The Power of Values of Intentional Leaders

Second in a three-part series

by Brian Stinson

“Don’t confuse motion with progress.”

In his article, “The Power of Values for Aligning an Organization with Intention” Cal Stevens explained how a set of organizational core values end up guiding and accelerating the output of an organization. In contrast, organizations that do not take the time to codify their culture in the form of values and norms often struggle to achieve lasting success.

It made me think of the phrase “Just because you can, doesn’t mean you should.”   I can think of many companies that lost their way due to a focus on doing things that they could (due to ability, resources, time, budget, et al), but that they should not have. But how do we differentiate between “could” and “should”?  It is one of my firmly held beliefs that the answer to “could versus should” can consistently be derived from organizational values. Whether for-profit, or not-for-profit, ALL organizations are established to get stuff done. The key differentiator are organizations who can get sh*t done effectively at scale.  This can only happen when there is tight alignment around a core set of values and beliefs. 

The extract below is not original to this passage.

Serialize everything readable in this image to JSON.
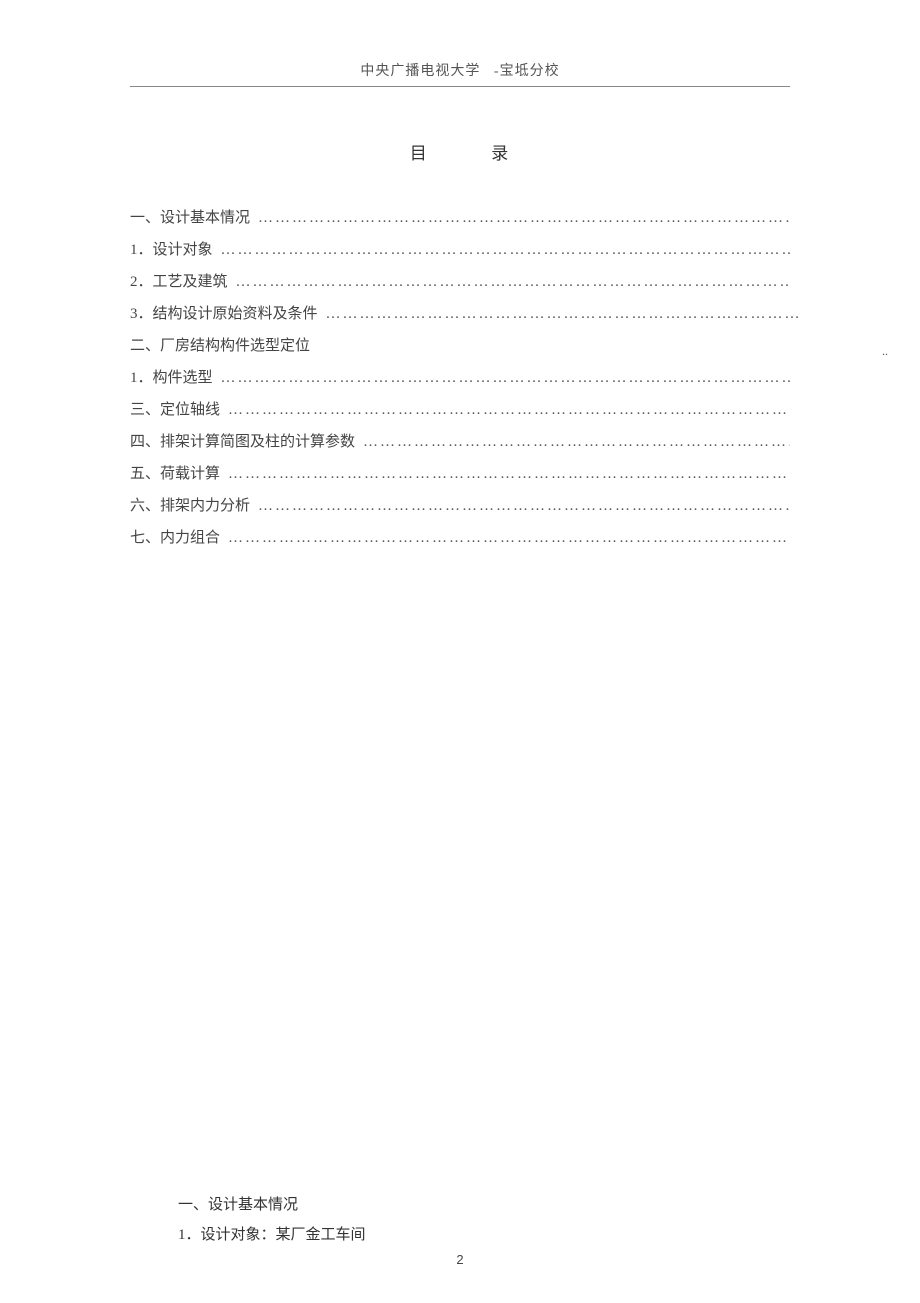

What kind of a leader are you? Do you prefer to spend more of your time leading than managing? 

If you’re still reading, then it’s likely you’re someone who thinks about success from a long-term perspective.  I suspect you either identify as a servant leader or someone who prefers to be part of an organization led by one.  You are someone with a deep understanding that while it is necessary to have smart and capable employees who can produce results, but not sufficient.  You understand that success is also dependent on consistency, cohesion, and collaboration.  This is where we begin to see the true power of values in aligning an organization.  This isn’t about processes and procedures that specify how-we-do-what-we-do, but rather, creating alignment about the core beliefs of the organization.  In fact, if every member of your organization is aligned around a core set of beliefs, then the ‘exactly how we do stuff here’ becomes less important. Interpersonal conflict begins to fade, team cohesion increases, and suddenly everybody is rowing in the same direction and with the same cadence. 

If you’re wondering “What does it take to create that kind of ‘how’ alignment for my organization?” then consider reading our article “What are organizational values and how to create them”.

“We have the best test scores in the state, but I’m bad at hiring.”

What does the payoff of this investment look like?  I’d like to offer a specific example from a past client. I was hired by a school principal to help improve her hiring practices.  When I first met her, she gave me a tour of the school.  This school had been ‘reimagined’ after years of declining enrollment and had been transformed into a Gifted Academy – designed to best meet the needs of students who were wired a little different than the general population.  This principal explained that she kept hiring highly credentialed gifted educators, but more often than not, they would leave after a year or two.  As we began to look at the culture of the school, a two key observations emerged:   First, the school was founded on a premise of “Imagine the possibility” – instead of tight adherence to standard curriculum and practices, the staff (and eventually the students) were encourage to figure out how things worked by breaking them first (metaphorically of course).  Second, each grade level had open classrooms and used team teaching.  These foundational beliefs formed the basis of their core values.  In hindsight, the principal realized she had been guilty of hiring teachers solely based on skills and experience and not for ‘fit’.  We now believe that those highly credentialed teachers who left prematurely possessed value sets aligned to adhering to standards and doing so within the confines of their own room.  Going forward, the hiring process was modified to determine ‘good enough’ skills with scrutiny of how well they fit the school (aka had values alignment). (I can continue down this path by citing awards/recognitions, standardized testing ranking in the state, as well as the expansion of the model to a second school in the district).

Granted, there was more to the success of this school than just writing down a set of values and behaviors….and I admit that the impact of establishing core values isn’t always as dramatic.  However, there is one consistent benefit of aligning the organization around a set of values:  navigating change. Today, change is not only inevitable, but it’s happening more often.  Every time an organization experiences change, there is a period of reforming/realignment.  Organizations with a strong and clear set of values are able to more quickly return to high performance.  While those without this type of ‘cultural scaffolding’ are more likely to get stuck in some sort of organizational ‘doom loop’.